Please return every line of the records below that holds the word "Applikationen".

Items from an interface collection:
◆ ◆ ◆ ◆
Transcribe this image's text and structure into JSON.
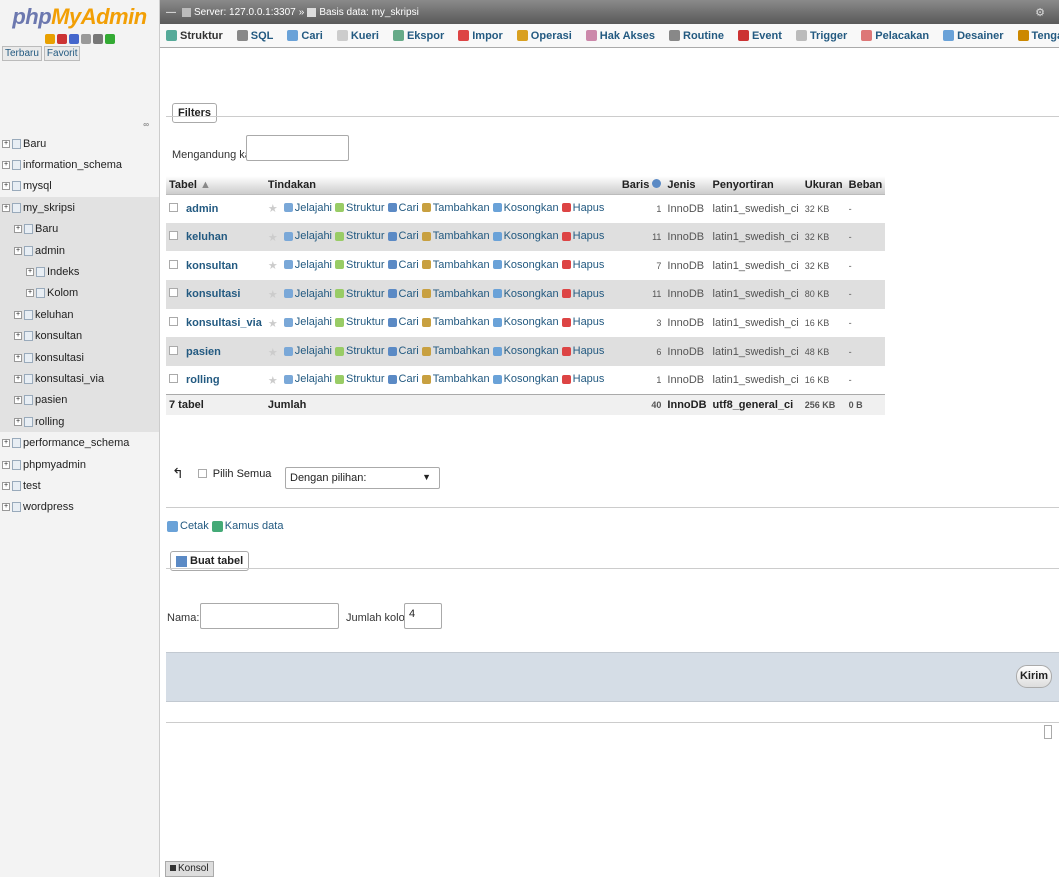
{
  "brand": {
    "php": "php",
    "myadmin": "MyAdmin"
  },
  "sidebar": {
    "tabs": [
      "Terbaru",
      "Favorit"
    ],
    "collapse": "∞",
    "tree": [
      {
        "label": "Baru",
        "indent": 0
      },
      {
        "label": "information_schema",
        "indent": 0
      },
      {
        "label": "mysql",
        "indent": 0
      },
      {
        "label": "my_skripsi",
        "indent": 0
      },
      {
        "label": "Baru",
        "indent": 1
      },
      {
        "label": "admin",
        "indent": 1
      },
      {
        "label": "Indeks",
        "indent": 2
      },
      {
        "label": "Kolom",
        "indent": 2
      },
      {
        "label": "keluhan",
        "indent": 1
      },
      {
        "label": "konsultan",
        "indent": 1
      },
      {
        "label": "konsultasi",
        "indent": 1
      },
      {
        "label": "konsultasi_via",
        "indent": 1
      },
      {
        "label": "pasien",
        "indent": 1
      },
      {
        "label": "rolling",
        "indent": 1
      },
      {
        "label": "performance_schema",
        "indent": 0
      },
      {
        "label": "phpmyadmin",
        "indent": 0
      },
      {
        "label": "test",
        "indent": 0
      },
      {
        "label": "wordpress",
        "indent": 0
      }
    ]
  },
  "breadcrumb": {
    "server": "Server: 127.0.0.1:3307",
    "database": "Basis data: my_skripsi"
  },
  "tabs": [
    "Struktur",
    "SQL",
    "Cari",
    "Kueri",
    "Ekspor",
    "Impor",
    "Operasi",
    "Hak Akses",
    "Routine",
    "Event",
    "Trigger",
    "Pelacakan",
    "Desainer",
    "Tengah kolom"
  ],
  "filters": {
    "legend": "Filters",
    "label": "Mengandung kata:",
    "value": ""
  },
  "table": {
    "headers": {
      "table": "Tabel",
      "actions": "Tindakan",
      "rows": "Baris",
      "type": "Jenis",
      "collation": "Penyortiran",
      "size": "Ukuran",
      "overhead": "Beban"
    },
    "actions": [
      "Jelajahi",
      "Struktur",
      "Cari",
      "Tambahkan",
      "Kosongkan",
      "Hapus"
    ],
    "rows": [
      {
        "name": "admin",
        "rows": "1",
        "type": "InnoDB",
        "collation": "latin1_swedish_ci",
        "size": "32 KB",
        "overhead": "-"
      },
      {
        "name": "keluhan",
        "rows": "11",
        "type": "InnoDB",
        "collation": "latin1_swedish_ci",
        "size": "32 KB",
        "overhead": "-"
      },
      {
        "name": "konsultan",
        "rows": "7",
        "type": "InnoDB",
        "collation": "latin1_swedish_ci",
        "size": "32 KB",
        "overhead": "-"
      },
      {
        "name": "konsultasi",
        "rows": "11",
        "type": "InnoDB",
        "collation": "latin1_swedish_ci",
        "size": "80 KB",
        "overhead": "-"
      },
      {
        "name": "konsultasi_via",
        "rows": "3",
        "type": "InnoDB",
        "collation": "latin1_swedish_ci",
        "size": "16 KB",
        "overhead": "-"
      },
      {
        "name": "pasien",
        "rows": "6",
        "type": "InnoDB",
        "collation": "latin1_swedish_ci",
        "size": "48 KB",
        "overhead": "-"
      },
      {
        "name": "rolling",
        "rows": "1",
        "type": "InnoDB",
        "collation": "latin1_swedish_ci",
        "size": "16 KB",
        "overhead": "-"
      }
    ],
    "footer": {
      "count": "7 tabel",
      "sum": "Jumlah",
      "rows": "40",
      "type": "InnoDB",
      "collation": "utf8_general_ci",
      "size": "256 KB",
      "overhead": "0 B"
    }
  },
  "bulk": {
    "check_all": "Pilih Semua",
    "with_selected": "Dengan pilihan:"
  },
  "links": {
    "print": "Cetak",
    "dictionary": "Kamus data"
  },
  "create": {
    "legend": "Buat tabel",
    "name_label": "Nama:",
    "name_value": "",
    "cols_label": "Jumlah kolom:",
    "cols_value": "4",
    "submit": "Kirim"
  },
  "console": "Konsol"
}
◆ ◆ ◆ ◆
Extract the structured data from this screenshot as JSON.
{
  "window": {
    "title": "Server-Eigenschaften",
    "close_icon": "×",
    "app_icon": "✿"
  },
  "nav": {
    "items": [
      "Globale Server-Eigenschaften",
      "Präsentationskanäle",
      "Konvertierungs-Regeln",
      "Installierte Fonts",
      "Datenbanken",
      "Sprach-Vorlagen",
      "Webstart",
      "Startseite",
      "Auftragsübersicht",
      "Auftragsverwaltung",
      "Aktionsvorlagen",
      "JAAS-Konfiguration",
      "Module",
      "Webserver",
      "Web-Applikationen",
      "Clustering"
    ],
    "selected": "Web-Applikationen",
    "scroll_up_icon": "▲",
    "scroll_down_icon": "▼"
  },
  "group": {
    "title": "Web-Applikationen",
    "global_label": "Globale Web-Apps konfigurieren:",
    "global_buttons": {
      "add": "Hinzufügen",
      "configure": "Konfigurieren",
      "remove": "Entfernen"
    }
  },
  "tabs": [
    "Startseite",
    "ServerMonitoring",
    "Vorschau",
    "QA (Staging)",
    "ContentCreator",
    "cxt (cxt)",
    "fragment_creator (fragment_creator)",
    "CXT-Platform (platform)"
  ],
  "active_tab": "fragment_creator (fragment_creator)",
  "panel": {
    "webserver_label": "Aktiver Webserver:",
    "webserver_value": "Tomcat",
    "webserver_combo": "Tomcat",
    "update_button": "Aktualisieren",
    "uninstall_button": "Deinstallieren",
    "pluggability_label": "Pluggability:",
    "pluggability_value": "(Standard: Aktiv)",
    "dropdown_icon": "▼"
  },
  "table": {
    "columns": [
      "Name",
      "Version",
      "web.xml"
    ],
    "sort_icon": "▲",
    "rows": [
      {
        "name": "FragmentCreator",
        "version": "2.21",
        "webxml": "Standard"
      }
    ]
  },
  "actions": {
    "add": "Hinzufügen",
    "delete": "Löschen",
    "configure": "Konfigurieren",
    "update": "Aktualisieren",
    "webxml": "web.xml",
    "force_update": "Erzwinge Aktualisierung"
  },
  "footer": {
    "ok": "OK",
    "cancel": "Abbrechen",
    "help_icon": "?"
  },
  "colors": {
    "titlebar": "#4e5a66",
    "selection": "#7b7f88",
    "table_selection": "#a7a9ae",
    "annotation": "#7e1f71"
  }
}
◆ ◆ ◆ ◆
EXERCISE SOLUTION —
      "Web-Applikationen",
    "selected": "Web-Applikationen",
    "title": "Web-Applikationen",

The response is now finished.